What Can I Do?

The facility upgrades can curb the demand to reach levels prior to the China ban, but proper recycling practices can reduce the influx of materials these facilities receive. As a result, more materials are being repurposed and these facilities can function more efficiently. Greater Phoenix has one of the lowest recycling rates in the country, at around 30 percent.

When you are recycling, do not throw the items into the bin with a plastic bag. Plastic bags by themselves may be recyclable materials, but lumping them in with the rest of your items can cause operational issues. Many grocery stores and Walmart accept plastic bag recycling. It is a safe bet you cannot recycle Styrofoam and should not include it in the blue bin. A person should always check their juice boxes and milk cartons. These may seem like easy recyclable materials, but in fact some are lined with aluminum foil or a low-density polyethylene and are hard to separate in processing.

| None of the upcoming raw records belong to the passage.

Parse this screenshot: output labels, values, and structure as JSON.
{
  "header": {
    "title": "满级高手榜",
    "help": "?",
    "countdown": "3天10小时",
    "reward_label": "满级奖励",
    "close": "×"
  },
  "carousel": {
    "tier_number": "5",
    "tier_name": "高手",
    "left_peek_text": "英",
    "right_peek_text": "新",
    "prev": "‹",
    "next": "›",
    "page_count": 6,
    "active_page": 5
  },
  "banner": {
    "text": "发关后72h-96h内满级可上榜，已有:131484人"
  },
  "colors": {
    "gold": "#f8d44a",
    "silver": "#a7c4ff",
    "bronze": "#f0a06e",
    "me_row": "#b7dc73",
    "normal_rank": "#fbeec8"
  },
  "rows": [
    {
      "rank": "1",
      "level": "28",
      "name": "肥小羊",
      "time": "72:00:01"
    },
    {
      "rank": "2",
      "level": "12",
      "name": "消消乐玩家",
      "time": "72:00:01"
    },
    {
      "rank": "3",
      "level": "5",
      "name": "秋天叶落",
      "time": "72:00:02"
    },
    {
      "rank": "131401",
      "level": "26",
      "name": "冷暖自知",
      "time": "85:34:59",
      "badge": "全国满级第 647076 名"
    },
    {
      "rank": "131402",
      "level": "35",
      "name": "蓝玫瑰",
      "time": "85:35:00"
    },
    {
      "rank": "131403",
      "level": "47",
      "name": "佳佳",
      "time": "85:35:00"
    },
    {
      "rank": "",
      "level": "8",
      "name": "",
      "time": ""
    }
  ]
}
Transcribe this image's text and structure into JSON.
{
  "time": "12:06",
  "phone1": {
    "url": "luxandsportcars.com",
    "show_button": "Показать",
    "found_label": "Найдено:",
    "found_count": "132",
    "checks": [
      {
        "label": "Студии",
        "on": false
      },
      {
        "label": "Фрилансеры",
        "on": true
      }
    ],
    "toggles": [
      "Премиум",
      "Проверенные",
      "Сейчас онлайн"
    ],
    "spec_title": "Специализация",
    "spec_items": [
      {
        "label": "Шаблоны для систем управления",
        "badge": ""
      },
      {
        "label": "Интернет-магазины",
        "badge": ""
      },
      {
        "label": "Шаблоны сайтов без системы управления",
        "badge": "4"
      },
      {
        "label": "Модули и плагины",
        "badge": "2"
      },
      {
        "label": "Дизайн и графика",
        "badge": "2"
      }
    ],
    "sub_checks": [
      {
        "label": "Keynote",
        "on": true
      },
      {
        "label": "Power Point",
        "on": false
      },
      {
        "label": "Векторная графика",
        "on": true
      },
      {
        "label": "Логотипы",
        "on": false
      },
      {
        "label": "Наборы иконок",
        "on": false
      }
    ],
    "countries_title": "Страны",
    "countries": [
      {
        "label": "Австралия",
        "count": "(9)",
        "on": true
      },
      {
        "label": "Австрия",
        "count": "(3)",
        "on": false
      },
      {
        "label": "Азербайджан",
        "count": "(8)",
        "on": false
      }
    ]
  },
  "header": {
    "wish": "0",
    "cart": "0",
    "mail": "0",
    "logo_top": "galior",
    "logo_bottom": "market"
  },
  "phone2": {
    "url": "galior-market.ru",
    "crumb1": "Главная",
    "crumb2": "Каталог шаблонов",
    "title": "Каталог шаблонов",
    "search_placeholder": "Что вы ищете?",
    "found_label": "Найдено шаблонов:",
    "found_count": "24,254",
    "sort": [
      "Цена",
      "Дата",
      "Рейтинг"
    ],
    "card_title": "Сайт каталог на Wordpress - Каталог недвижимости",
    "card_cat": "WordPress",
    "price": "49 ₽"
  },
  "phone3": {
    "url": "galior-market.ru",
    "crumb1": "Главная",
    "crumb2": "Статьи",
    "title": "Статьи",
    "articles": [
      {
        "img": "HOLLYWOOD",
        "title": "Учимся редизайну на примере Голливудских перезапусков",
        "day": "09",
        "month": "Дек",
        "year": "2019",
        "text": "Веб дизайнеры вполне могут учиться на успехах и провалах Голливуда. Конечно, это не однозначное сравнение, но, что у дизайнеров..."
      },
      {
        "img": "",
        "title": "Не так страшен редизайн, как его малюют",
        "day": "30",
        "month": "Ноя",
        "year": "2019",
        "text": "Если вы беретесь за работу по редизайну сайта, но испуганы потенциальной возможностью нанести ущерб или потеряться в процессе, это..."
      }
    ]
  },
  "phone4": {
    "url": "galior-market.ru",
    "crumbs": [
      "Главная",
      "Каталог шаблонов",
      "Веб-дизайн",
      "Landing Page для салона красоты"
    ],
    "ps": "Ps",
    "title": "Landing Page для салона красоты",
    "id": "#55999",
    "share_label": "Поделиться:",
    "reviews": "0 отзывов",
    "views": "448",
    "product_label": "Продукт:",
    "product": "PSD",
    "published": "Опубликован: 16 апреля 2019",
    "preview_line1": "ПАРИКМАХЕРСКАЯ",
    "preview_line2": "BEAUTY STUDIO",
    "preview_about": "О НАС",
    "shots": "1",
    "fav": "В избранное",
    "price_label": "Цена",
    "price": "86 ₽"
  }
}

As a simple reminder, ensure the materials you are recycling are clean, dry, and empty. If possible, break down any cardboard boxes to ensure the container is empty. A person should not use their recycling container for non-recyclables such as grass, yard, or food waste. As well, do not throw away any items which still contain food waste or grease, such as pizza boxes. For plastic items, check for the label on the back or bottom to determine the type of plastic, and check with your local collection agency if they accept this plastic.

According to the City of Scottsdale, no new recyclable items are being added to the list nor are they removing any from their acceptable items; the same is true for the City of Phoenix. A few links have been provided below with acceptable recyclable materials and best practices in certain areas of Arizona.

Recycling Links:

  1. Phoenix Weekly Recycling Collection

  2. Zero Waster Recycling List

  3. Waste Management Think Green

  4. Buckeye Recycling Items

  5. Casa Grande Recycling Items

  6. Cave Creek Recycling Items

  7. Chandler Recycling Items

  8. Flagstaff Recycling Items

  9. Florence Recycling Items

  10. Gadsden Recycling Items

  11. Glendale Recycling Items

  12. Goodyear Recycling Items

  13. Maricopa Recycling Items

  14. Mesa Recycling Items

  15. Nogales Recycling Items

  16. Peoria Recycling Items

  17. Prescott Recycling Items

  18. Queen Creek Recycling Items

  19. Santa Cruz Recycling

  20. Scottsdale Recycling Items

  21. Sedona Recycling Items

  22. Tempe Recycling Items

  23. Tucson Recycling Items